§ PROMPT
Wherever the word "legend" appears in a line of the data, that line should be copied.

-------- DATA EXTRACT

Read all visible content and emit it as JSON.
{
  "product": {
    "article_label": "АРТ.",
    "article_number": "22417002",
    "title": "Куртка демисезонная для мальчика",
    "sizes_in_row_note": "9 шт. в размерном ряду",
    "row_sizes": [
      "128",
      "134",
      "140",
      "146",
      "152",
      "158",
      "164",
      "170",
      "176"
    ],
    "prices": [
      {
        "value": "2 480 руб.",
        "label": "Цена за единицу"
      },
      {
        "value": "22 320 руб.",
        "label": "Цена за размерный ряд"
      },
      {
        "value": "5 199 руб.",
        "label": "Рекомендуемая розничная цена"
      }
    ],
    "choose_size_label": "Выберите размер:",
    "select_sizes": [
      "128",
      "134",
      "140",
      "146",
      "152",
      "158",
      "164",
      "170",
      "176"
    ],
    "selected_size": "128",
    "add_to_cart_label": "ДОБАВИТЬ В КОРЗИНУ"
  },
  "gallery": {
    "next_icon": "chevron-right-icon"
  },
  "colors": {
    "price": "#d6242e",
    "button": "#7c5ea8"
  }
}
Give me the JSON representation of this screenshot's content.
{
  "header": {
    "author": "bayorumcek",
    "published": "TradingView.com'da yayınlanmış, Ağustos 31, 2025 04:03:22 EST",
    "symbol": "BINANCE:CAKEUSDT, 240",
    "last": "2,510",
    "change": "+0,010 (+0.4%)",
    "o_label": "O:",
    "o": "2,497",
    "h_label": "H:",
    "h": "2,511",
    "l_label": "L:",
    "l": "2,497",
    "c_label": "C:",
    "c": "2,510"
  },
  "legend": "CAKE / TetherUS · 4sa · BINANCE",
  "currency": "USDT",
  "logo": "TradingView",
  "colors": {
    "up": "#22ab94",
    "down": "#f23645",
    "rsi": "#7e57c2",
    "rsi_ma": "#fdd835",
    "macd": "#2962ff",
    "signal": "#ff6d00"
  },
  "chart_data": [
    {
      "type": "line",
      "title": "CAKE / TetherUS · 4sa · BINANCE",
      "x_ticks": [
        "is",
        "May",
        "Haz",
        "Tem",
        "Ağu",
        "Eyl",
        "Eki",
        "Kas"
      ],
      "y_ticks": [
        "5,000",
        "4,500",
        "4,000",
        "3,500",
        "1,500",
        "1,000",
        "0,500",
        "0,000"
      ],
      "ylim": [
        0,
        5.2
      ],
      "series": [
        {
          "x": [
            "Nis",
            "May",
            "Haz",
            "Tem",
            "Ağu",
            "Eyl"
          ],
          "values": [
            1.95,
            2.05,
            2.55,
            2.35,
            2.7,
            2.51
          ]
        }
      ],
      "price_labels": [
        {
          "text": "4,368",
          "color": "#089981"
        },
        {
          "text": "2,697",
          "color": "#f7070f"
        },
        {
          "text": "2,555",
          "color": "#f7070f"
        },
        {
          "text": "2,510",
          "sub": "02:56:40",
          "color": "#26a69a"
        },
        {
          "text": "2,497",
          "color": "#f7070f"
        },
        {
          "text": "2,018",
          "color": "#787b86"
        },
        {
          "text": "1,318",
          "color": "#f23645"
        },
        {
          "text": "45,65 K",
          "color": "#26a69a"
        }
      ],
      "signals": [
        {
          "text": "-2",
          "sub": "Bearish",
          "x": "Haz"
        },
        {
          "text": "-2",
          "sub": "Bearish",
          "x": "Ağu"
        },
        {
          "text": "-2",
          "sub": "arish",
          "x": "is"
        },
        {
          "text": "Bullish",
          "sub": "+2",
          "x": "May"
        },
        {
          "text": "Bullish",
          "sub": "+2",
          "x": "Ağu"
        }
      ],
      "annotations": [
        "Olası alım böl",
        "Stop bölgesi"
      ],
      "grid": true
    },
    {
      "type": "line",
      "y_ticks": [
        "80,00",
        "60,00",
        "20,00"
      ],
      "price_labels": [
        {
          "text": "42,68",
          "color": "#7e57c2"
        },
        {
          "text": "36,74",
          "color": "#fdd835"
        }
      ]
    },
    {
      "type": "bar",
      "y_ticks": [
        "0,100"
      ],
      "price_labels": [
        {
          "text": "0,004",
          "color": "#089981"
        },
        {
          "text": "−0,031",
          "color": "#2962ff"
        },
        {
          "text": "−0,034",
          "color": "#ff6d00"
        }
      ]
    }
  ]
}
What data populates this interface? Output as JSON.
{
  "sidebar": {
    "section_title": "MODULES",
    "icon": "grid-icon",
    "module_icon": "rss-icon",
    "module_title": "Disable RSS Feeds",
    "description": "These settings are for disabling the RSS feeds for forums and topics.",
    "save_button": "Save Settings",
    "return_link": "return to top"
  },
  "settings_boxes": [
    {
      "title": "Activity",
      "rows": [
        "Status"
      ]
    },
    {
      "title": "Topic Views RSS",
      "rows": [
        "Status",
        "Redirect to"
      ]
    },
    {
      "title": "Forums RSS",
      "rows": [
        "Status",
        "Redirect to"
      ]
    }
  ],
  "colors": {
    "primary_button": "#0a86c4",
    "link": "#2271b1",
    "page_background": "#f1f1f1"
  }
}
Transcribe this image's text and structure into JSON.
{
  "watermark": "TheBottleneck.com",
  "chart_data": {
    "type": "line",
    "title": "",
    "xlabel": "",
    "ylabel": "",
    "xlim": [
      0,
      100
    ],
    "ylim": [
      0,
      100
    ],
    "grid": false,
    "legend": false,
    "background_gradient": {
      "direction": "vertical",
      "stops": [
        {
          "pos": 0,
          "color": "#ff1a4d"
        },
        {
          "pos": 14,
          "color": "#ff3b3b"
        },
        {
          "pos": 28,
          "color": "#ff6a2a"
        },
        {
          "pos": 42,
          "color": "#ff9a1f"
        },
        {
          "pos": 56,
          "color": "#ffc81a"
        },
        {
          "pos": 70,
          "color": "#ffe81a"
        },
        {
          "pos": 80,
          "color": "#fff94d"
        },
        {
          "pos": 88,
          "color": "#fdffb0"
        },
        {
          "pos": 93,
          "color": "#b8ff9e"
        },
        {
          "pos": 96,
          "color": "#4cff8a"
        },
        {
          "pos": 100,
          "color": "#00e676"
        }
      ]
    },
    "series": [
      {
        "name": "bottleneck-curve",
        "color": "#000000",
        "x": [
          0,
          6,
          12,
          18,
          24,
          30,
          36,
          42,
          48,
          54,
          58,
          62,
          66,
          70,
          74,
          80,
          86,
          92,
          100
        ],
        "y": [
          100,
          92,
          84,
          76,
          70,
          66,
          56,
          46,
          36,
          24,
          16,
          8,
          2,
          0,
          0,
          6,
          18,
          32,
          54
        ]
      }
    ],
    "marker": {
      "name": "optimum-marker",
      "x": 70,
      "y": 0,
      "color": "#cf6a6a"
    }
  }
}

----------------

§ RESPONSE FOR THIS EXERCISE
  "legend": "CAKE / TetherUS · 4sa · BINANCE",
    "legend": false,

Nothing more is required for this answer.